To prevent a train with current draw at its end triggers a request for both gaps at the same time, the longest train should fit between the inner sensed sections, i.e. the section "D" should be at least as long as the longest train. Additionally there are two sensed modules on each side ("B" & C" and "E" & "F"), one on the inside and one on the outside of the gap. These should be long enough that an engine or driving trailer fits on this module, to insure it to be detected. Experience shows that rolling stock is detected even when only some of the current pick-up axels are inside the sensed section.
This results in a total length needed of the maximum train length plus four modules. It is required that the connections can be opened, i.e. the rails don't touch each other. As noted above at the transitions to the sensed modules only one side needs to fulfil this requirement. If there are useful gaps within the modules, both halves of the module may be used like a module, assuming the resulting length of each part is sufficient, i.e. at least the maximum engine length.
However the switch is programmed in a way that even too long train is handled correctly as long as it fits between the two gaps. If requests are detected on both sides, a buzzer is activated. As long as one of the outer sensed sections is occupied, the switched sections will match this side. When at some point in time only the two inside sensed sections are occupied, the switch is thrown just once. This will work only, if there is only one train moving through the section maintaining its direction. With more then one train no useful switch setting is possible – apart from the operational security problems on this line.
The test in Cloppenburg showed that there is no problem with freight trains, if the train is as long as the inner switched section "D" plus the shorter of the inner sensed modules "C" and "E". We took advantage of this at one place in Alsfeld, as there was no more length available and there would have been operational restrictions.
At double track lines a separate switch needs to be installed in each line. The two tracks will not be used synchronously to allow switching them together at the same time.
Initially it was intended that track power switch would switch the throttle from one LocoNet to the other as well. But due to the reasons for the LocoNet Gateway this option is not used. But when it was decided to build LocoNet Gateways, the track power switches were already built and therefore the switch for the LocoNet is included in both hardware and software.
With this simple switch the throttle may not just switched with all its connections from one net to the other, but power needs to be removed for a short moment to force the throttle to reconnect. Therefore this switch requires two relays. Also the required timed sequence supported the decision to use a micro controller. This allows to makes the switch more intelligent, then controlling the relays directly by the sensors.

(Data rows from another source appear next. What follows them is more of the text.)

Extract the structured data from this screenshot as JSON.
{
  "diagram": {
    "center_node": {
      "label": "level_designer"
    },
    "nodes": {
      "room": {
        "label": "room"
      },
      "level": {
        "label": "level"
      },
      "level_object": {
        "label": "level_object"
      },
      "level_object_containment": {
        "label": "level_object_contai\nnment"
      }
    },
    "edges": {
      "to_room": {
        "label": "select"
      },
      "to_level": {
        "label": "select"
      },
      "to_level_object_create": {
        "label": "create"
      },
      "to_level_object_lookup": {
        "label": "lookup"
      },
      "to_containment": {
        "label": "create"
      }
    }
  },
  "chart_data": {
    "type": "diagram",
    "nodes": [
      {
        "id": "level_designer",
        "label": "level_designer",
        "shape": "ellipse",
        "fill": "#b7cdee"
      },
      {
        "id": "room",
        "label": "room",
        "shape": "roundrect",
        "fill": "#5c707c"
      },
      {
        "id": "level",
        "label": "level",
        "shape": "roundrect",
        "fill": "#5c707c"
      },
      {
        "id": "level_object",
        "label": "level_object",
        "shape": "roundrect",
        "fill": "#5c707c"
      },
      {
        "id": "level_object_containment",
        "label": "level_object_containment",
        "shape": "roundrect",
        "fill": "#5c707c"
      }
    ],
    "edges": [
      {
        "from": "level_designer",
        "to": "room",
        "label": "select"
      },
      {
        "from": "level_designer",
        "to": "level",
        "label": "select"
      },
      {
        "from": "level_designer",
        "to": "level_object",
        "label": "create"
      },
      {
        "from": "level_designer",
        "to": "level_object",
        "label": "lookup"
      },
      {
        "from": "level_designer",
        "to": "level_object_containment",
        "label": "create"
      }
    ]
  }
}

If the old switch of the LocoNet is not needed, some parts may be omitted, especially the relays K2 and K3. If the LocoNet sockets are omitted, work on the case is saved, but it is more difficult to solder the LEDs in the correct position.
The LEDs D1 and D2, the lamp sockets L1 and L2 and the switch S1 are never used. These parts were for tests only and are only built into my first unit. The corresponding holes in the case lid are missing as well.
|Circuit||Circuit diagram Rev.0.3|
|Layout||Tracks top side|
Tracks bottom side
Tracks bottom and top side on one page
|Placement||Placement top and bottom side full page size each|
Placement bottom and top side on one page
|Parts||Part list for ordering|
including notes for additional order for the eighth unit.
|Integration||Drawing of the case|
Building the case
The software is so trivial that there is no need for a real project. As a training example for the AVR programming I wrote it in Assembler. The Hex file is assembled for use with the internal 1 MHz oscillator.